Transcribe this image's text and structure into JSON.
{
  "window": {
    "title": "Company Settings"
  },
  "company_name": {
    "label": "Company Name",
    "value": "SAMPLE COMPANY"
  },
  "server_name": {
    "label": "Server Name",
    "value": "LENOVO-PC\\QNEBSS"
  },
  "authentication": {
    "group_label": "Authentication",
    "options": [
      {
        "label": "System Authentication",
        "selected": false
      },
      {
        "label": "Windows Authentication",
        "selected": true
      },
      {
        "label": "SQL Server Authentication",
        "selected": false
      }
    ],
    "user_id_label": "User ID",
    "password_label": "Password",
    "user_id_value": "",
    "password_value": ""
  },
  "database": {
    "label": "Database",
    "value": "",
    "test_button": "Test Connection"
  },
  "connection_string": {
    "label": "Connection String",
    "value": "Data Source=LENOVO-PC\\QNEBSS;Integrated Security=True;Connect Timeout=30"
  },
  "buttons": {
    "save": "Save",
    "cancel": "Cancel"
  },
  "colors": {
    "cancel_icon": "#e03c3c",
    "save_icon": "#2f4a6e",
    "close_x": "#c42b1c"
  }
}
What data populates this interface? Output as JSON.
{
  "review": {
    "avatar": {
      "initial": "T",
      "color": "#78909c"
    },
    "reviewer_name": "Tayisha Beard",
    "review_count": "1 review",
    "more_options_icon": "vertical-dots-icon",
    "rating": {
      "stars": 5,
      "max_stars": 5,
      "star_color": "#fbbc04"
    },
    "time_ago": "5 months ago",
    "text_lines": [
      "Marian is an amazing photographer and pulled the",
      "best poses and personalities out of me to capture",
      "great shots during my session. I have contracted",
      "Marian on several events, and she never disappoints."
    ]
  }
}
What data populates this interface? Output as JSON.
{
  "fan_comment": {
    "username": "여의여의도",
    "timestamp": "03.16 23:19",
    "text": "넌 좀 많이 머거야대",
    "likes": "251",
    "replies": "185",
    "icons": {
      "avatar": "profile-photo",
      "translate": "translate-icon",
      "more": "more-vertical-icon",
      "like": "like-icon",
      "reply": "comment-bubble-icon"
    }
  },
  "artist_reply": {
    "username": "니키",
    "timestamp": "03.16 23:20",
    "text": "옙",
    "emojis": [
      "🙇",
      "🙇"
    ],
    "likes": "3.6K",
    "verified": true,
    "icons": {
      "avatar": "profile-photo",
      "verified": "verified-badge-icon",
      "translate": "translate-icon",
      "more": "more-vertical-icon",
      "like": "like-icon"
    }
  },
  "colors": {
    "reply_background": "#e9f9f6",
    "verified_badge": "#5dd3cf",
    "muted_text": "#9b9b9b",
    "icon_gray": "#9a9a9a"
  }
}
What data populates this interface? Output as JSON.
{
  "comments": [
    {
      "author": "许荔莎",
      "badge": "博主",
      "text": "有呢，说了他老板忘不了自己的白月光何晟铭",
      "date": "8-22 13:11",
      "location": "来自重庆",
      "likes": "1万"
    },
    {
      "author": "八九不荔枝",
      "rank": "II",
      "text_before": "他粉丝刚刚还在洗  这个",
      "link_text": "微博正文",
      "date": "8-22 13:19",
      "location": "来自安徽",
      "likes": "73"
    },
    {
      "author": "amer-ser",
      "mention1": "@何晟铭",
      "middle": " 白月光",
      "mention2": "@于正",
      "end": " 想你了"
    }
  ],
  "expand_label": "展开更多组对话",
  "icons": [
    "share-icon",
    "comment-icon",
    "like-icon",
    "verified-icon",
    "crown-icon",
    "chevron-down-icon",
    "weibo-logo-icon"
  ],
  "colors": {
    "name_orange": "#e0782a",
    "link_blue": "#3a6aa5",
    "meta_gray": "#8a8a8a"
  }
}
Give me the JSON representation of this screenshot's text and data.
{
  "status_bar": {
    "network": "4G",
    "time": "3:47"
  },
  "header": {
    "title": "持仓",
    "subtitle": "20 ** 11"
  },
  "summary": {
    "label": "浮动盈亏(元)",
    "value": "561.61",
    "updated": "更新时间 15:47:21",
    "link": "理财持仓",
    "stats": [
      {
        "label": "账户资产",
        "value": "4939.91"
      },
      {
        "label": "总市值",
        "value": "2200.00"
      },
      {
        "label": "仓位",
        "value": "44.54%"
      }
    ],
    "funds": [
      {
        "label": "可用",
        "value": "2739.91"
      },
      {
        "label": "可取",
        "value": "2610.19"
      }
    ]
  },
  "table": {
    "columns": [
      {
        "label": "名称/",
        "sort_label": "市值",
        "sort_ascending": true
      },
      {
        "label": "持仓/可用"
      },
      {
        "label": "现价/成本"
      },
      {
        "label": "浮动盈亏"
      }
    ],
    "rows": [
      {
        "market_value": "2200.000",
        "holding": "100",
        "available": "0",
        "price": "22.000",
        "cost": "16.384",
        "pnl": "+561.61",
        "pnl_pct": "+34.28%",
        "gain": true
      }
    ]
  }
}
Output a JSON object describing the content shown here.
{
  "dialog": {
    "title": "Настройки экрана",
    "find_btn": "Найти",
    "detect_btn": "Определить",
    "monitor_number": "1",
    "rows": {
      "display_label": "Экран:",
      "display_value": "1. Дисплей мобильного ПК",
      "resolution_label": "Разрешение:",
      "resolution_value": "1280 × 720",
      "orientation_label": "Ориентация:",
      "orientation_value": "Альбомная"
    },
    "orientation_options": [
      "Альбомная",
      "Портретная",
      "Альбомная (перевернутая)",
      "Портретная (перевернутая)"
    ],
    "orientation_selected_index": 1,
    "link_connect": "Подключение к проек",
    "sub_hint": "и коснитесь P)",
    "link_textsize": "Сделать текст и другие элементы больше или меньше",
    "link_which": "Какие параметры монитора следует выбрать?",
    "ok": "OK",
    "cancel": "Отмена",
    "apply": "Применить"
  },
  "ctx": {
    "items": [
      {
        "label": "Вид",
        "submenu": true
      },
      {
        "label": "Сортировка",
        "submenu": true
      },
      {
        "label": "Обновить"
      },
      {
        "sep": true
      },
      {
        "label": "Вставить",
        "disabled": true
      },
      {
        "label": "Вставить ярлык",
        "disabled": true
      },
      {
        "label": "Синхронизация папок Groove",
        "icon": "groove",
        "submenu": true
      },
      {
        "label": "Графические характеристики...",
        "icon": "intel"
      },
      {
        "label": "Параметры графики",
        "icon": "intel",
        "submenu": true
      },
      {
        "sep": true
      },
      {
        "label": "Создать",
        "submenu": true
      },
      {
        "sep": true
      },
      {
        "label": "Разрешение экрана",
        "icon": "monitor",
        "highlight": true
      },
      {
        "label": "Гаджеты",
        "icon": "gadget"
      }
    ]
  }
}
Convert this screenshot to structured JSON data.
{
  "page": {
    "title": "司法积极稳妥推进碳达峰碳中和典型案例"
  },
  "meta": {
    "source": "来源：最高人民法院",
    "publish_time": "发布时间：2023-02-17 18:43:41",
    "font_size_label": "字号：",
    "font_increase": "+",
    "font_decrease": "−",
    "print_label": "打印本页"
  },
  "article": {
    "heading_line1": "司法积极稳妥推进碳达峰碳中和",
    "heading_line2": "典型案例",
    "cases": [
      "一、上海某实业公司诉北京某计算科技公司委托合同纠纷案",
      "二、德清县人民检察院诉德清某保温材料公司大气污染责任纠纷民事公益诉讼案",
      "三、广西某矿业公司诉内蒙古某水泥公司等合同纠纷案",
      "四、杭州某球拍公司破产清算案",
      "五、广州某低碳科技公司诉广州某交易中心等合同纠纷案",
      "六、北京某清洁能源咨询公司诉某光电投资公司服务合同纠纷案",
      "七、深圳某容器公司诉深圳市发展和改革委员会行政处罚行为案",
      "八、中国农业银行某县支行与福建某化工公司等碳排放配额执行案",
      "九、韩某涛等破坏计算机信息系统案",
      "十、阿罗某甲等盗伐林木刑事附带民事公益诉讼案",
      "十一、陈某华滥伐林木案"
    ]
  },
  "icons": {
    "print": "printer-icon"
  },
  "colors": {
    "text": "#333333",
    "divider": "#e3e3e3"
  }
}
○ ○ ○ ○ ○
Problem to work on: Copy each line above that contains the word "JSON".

Response area:
Transcribe this image's text and structure into JSON.
What data populates this interface? Output as JSON.
What data populates this interface? Output as JSON.
What data populates this interface? Output as JSON.
Give me the JSON representation of this screenshot's text and data.
Output a JSON object describing the content shown here.
Convert this screenshot to structured JSON data.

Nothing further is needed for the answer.